Excerpts from an interface dataset
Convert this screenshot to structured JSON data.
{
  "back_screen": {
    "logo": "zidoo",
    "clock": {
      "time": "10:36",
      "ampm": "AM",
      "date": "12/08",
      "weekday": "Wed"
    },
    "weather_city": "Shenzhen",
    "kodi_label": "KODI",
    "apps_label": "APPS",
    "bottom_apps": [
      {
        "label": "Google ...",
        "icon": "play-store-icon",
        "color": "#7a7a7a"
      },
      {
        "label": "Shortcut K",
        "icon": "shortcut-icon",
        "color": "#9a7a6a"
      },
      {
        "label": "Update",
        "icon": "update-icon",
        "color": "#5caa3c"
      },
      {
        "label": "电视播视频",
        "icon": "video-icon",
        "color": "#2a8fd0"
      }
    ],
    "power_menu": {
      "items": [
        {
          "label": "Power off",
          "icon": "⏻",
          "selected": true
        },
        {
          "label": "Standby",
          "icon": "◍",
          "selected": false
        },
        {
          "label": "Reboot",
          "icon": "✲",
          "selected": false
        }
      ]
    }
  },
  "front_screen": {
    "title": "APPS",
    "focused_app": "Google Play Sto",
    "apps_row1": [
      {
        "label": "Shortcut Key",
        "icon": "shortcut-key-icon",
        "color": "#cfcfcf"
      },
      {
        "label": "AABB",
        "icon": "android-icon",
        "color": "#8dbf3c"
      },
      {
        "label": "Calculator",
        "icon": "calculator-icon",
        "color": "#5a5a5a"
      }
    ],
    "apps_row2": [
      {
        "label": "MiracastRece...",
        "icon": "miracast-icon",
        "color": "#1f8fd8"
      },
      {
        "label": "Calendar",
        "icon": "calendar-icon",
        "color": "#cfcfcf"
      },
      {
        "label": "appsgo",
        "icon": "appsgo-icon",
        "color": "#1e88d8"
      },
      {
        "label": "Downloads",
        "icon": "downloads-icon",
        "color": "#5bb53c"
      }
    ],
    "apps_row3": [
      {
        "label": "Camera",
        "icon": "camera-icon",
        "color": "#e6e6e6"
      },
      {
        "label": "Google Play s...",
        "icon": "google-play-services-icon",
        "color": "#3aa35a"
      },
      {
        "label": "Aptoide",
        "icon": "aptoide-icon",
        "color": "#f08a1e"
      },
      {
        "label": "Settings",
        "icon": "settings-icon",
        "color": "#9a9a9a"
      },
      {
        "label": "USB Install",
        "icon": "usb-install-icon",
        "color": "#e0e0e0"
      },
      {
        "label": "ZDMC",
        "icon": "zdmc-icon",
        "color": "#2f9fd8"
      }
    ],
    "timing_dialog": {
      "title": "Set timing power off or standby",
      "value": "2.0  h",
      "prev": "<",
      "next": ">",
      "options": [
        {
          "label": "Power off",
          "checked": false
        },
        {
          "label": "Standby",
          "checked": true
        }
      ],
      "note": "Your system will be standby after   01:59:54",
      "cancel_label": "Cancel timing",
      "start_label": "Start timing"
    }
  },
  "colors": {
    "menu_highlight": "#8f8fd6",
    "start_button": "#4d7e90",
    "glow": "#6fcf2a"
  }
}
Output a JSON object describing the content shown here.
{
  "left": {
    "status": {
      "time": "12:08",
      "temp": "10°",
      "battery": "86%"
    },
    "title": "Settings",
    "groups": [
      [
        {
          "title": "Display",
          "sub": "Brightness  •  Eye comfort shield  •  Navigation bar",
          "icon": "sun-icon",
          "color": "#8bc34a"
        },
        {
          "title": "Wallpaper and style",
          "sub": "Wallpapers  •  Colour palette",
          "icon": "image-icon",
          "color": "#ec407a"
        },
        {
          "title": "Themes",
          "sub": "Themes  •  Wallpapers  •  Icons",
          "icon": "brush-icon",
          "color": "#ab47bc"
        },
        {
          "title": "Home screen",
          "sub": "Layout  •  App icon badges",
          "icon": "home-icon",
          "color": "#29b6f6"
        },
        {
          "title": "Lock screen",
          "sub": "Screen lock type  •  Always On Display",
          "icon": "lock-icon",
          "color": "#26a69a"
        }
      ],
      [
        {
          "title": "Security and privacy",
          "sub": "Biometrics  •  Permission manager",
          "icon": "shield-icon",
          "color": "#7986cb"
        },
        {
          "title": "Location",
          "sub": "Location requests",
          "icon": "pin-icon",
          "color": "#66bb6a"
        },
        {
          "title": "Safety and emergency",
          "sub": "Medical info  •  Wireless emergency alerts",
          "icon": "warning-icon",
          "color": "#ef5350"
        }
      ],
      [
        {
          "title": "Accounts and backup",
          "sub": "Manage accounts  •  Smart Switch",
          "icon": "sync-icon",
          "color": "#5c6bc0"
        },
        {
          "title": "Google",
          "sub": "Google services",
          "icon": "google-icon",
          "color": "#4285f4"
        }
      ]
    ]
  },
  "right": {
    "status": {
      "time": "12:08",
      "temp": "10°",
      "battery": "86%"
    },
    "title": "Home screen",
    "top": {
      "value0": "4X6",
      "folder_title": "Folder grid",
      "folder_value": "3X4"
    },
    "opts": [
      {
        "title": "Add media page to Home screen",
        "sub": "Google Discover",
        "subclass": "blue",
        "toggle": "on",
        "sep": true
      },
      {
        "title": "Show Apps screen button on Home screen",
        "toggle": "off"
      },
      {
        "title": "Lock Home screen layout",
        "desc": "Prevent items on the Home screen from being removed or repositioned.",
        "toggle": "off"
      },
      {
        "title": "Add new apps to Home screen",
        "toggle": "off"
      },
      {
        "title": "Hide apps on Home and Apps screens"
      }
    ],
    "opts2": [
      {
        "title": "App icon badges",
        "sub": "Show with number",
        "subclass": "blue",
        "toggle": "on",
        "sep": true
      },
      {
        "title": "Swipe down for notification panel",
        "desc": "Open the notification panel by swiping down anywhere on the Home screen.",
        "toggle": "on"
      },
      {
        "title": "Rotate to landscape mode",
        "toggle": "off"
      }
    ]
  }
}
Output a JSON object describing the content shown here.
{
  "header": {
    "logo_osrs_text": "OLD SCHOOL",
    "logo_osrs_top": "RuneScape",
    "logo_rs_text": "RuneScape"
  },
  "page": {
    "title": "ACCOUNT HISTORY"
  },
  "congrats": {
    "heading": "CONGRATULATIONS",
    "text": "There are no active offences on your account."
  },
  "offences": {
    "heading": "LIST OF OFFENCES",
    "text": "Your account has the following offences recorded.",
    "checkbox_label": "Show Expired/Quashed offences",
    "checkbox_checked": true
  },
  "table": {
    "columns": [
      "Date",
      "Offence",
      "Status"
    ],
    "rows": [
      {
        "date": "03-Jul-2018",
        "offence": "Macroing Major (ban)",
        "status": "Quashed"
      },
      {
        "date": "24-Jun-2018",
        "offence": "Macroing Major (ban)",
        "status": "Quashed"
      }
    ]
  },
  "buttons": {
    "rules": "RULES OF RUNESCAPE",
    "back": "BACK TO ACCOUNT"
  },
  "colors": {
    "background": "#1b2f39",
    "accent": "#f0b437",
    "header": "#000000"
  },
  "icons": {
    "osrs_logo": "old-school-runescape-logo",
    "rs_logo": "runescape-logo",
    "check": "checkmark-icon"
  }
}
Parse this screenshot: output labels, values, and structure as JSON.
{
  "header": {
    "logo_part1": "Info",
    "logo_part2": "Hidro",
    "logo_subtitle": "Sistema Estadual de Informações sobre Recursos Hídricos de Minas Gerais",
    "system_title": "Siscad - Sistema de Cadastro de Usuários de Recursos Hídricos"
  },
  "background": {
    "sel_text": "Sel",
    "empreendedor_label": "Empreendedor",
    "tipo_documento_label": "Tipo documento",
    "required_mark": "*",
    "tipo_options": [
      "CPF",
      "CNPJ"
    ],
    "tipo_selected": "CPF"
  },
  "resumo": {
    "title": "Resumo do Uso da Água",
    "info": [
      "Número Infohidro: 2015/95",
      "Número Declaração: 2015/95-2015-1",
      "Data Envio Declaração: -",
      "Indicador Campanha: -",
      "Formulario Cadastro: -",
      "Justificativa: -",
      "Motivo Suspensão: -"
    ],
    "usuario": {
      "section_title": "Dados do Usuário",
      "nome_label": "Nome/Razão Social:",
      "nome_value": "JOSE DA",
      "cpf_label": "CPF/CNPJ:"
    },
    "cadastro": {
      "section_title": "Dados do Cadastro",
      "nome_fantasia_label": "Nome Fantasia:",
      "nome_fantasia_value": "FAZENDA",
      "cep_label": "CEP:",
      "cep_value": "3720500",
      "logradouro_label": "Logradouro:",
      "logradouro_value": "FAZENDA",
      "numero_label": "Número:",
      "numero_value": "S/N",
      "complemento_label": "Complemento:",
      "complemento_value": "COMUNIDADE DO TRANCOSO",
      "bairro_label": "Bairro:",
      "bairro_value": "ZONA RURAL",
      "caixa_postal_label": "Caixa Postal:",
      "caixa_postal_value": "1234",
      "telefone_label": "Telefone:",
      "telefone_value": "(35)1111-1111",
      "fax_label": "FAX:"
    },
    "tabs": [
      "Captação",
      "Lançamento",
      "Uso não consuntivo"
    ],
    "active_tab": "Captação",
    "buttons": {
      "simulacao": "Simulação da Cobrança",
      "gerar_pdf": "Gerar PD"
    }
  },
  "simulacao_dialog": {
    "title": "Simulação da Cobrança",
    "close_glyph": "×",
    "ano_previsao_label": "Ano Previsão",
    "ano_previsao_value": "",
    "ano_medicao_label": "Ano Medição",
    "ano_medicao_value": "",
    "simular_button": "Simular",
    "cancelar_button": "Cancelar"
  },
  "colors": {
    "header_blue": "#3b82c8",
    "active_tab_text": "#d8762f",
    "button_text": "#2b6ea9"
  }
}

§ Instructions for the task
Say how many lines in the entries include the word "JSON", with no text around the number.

§ Result for this exercise
4